Provided records below:

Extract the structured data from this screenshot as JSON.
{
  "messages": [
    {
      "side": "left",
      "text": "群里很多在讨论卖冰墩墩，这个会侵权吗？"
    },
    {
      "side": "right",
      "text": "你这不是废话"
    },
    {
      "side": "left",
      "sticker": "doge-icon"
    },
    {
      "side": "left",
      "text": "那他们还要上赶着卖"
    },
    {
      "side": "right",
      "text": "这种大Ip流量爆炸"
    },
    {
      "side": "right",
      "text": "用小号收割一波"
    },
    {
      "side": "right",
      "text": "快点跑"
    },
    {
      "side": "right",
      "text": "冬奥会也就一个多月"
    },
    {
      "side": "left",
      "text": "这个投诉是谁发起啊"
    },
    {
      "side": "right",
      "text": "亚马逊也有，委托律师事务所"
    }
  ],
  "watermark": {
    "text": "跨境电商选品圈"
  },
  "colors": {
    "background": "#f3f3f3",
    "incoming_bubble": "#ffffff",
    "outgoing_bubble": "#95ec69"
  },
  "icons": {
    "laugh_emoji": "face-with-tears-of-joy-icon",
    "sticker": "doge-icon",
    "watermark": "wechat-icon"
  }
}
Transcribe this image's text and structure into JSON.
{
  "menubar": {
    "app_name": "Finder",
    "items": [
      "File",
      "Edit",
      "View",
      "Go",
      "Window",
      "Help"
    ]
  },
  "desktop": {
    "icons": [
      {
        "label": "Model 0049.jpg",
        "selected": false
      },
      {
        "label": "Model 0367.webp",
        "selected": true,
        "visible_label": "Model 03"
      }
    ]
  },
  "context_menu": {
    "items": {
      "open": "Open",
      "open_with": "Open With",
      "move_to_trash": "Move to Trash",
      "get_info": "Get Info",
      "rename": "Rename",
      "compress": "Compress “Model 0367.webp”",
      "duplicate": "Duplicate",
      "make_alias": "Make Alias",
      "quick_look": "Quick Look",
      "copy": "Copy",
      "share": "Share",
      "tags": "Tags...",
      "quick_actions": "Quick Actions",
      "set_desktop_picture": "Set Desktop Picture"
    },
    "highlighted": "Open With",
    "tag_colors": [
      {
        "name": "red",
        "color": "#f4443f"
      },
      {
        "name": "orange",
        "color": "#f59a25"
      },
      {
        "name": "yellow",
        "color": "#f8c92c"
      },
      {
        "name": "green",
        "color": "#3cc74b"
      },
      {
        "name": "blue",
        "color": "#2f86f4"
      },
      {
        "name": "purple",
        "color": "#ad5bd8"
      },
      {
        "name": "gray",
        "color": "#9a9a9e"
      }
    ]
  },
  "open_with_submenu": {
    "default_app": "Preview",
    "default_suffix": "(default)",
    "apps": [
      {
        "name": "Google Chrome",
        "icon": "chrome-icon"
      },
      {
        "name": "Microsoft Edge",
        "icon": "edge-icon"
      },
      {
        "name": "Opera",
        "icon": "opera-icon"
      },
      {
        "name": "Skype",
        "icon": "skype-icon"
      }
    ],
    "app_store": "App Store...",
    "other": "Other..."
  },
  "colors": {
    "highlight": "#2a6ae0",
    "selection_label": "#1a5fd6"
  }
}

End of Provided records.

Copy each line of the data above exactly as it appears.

▶ [Reply]:
Extract the structured data from this screenshot as JSON.
{
  "messages": [
    {
      "side": "left",
      "text": "群里很多在讨论卖冰墩墩，这个会侵权吗？"
    },
    {
      "side": "right",
      "text": "你这不是废话"
    },
    {
      "side": "left",
      "sticker": "doge-icon"
    },
    {
      "side": "left",
      "text": "那他们还要上赶着卖"
    },
    {
      "side": "right",
      "text": "这种大Ip流量爆炸"
    },
    {
      "side": "right",
      "text": "用小号收割一波"
    },
    {
      "side": "right",
      "text": "快点跑"
    },
    {
      "side": "right",
      "text": "冬奥会也就一个多月"
    },
    {
      "side": "left",
      "text": "这个投诉是谁发起啊"
    },
    {
      "side": "right",
      "text": "亚马逊也有，委托律师事务所"
    }
  ],
  "watermark": {
    "text": "跨境电商选品圈"
  },
  "colors": {
    "background": "#f3f3f3",
    "incoming_bubble": "#ffffff",
    "outgoing_bubble": "#95ec69"
  },
  "icons": {
    "laugh_emoji": "face-with-tears-of-joy-icon",
    "sticker": "doge-icon",
    "watermark": "wechat-icon"
  }
}
Transcribe this image's text and structure into JSON.
{
  "menubar": {
    "app_name": "Finder",
    "items": [
      "File",
      "Edit",
      "View",
      "Go",
      "Window",
      "Help"
    ]
  },
  "desktop": {
    "icons": [
      {
        "label": "Model 0049.jpg",
        "selected": false
      },
      {
        "label": "Model 0367.webp",
        "selected": true,
        "visible_label": "Model 03"
      }
    ]
  },
  "context_menu": {
    "items": {
      "open": "Open",
      "open_with": "Open With",
      "move_to_trash": "Move to Trash",
      "get_info": "Get Info",
      "rename": "Rename",
      "compress": "Compress “Model 0367.webp”",
      "duplicate": "Duplicate",
      "make_alias": "Make Alias",
      "quick_look": "Quick Look",
      "copy": "Copy",
      "share": "Share",
      "tags": "Tags...",
      "quick_actions": "Quick Actions",
      "set_desktop_picture": "Set Desktop Picture"
    },
    "highlighted": "Open With",
    "tag_colors": [
      {
        "name": "red",
        "color": "#f4443f"
      },
      {
        "name": "orange",
        "color": "#f59a25"
      },
      {
        "name": "yellow",
        "color": "#f8c92c"
      },
      {
        "name": "green",
        "color": "#3cc74b"
      },
      {
        "name": "blue",
        "color": "#2f86f4"
      },
      {
        "name": "purple",
        "color": "#ad5bd8"
      },
      {
        "name": "gray",
        "color": "#9a9a9e"
      }
    ]
  },
  "open_with_submenu": {
    "default_app": "Preview",
    "default_suffix": "(default)",
    "apps": [
      {
        "name": "Google Chrome",
        "icon": "chrome-icon"
      },
      {
        "name": "Microsoft Edge",
        "icon": "edge-icon"
      },
      {
        "name": "Opera",
        "icon": "opera-icon"
      },
      {
        "name": "Skype",
        "icon": "skype-icon"
      }
    ],
    "app_store": "App Store...",
    "other": "Other..."
  },
  "colors": {
    "highlight": "#2a6ae0",
    "selection_label": "#1a5fd6"
  }
}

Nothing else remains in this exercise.